Below are the records; tally the lines that include "label" and report only the total.

# # # # # # #

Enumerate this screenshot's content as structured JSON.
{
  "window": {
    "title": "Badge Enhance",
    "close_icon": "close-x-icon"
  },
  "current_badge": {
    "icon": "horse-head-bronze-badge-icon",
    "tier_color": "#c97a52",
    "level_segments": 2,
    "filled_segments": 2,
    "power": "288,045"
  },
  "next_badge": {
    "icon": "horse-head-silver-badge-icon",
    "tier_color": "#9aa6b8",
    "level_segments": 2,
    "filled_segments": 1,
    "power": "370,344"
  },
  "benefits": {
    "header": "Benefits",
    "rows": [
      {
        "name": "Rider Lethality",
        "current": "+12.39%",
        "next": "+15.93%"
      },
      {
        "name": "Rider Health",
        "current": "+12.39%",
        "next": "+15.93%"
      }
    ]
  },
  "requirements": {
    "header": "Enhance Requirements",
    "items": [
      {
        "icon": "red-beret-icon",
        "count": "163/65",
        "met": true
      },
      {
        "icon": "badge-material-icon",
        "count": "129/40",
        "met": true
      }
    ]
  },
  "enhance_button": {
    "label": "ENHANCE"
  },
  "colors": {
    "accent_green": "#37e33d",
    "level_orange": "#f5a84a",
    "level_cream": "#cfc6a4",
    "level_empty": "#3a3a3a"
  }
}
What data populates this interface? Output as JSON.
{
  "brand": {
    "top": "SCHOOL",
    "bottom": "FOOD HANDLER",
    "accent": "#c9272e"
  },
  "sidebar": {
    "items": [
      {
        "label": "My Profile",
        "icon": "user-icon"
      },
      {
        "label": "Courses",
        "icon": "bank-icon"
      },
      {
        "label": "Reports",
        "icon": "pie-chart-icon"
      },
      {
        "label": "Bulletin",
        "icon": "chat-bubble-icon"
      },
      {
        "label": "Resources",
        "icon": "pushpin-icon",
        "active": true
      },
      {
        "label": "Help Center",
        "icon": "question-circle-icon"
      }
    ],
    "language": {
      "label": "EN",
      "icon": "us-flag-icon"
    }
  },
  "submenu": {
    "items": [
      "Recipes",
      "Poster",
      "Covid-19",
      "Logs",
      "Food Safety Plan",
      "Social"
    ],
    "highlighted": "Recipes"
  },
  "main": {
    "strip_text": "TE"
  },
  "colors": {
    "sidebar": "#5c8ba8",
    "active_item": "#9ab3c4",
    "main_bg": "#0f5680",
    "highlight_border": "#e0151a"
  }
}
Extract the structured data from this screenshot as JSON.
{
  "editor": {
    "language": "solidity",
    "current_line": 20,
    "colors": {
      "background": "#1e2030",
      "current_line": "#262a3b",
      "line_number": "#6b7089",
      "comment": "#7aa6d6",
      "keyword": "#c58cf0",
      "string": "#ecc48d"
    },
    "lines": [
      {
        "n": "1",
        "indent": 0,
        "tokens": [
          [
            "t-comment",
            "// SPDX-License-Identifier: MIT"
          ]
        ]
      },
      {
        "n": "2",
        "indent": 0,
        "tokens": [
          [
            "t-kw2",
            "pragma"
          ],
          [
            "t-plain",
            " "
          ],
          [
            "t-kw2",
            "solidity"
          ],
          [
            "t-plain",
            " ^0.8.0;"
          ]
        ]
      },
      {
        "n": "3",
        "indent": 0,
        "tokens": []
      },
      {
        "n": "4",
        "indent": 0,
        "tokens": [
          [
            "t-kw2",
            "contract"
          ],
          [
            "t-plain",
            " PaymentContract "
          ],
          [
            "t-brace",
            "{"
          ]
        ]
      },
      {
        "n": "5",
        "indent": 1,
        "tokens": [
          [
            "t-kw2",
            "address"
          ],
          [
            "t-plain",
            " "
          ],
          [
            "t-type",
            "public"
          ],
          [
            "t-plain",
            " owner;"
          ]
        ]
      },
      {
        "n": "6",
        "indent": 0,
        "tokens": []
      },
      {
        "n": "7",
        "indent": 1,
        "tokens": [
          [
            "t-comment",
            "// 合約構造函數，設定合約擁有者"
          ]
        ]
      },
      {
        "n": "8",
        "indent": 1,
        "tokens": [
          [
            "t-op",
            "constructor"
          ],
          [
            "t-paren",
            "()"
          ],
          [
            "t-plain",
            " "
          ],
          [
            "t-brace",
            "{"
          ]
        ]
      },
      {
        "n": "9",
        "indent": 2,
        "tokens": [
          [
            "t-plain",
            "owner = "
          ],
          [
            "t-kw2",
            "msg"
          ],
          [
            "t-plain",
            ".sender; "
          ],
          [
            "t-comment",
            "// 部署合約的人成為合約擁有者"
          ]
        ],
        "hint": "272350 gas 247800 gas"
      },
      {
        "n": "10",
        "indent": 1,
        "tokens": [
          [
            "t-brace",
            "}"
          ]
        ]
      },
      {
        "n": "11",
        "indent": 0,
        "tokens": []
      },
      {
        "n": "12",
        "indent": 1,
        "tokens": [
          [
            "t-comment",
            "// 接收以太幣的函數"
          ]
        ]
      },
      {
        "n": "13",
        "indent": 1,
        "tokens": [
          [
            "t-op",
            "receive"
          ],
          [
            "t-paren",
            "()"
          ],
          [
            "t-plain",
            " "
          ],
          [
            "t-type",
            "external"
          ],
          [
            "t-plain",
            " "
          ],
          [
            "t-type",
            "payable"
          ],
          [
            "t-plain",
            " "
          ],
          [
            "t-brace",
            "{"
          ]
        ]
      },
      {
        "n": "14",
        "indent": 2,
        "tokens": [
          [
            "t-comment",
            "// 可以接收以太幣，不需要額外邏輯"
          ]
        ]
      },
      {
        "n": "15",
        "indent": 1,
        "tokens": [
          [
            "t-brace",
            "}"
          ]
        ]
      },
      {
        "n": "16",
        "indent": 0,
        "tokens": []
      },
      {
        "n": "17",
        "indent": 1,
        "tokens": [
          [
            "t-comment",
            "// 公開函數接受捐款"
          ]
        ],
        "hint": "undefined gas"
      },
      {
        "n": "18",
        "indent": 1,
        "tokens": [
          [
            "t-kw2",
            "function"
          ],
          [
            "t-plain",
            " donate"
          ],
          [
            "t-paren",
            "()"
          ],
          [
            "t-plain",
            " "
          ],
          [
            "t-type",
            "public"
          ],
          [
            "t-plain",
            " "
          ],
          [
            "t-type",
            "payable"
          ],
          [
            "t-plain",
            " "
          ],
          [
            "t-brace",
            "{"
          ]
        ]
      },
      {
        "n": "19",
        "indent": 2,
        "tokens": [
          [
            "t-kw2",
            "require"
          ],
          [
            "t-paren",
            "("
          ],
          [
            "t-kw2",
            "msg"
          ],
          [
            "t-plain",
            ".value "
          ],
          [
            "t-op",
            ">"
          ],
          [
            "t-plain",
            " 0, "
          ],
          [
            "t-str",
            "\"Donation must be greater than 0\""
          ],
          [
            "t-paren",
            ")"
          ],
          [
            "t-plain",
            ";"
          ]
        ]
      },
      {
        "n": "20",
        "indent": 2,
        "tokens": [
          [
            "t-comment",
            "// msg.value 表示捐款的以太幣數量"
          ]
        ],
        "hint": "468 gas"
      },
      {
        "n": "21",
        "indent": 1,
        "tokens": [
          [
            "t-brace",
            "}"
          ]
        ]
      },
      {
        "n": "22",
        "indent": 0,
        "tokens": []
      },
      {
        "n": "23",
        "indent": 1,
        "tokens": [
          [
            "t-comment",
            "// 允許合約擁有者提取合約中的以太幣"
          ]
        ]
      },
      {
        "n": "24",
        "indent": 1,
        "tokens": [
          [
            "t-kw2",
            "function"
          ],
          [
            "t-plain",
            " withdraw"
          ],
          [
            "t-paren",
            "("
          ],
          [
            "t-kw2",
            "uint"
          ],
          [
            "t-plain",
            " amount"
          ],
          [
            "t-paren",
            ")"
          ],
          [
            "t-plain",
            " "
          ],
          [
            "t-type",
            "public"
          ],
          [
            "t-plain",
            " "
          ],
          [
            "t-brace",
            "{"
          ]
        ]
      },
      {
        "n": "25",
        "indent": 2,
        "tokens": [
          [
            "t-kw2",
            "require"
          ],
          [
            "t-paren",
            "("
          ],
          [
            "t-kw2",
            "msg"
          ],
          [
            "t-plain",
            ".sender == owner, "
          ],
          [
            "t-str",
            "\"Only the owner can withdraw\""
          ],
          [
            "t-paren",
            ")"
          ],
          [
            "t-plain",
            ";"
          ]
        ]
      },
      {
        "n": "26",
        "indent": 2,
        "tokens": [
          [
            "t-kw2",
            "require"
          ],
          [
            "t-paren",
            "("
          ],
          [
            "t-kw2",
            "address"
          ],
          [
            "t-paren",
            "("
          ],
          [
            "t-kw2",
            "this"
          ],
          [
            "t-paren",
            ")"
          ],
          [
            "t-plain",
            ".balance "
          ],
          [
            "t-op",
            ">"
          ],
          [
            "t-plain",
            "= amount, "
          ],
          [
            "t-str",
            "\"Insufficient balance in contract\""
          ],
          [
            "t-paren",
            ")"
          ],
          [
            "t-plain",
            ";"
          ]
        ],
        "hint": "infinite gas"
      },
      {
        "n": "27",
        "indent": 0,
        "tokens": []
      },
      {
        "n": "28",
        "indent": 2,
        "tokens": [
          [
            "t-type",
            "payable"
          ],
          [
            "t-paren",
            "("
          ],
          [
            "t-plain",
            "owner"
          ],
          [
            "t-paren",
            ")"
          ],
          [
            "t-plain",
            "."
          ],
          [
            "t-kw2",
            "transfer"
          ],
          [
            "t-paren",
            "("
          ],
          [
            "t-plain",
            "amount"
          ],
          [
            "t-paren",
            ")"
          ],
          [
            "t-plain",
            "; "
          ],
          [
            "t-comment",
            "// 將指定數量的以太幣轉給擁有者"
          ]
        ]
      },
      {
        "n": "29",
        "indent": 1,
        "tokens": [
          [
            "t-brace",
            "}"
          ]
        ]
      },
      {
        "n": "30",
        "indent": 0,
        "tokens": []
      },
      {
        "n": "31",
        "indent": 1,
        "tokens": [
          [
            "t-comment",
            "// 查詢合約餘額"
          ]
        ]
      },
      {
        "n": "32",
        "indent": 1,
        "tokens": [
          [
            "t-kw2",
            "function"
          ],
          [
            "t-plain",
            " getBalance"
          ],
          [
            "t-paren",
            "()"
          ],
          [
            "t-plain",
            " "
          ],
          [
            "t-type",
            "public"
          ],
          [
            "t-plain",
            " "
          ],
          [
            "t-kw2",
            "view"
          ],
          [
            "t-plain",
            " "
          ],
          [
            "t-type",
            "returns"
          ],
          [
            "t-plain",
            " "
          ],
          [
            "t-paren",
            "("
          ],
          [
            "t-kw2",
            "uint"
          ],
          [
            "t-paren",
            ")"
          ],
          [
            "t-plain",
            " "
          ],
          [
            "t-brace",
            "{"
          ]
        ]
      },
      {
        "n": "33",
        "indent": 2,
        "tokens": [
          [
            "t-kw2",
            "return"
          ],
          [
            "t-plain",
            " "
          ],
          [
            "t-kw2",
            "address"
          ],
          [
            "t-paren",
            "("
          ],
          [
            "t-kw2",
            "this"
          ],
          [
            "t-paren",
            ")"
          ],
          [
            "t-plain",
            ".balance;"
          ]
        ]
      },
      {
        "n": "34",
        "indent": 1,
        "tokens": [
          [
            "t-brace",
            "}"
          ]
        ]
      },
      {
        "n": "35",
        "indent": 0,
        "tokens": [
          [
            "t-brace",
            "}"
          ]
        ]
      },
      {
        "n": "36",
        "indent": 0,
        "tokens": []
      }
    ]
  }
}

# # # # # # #

■ Exercise result
8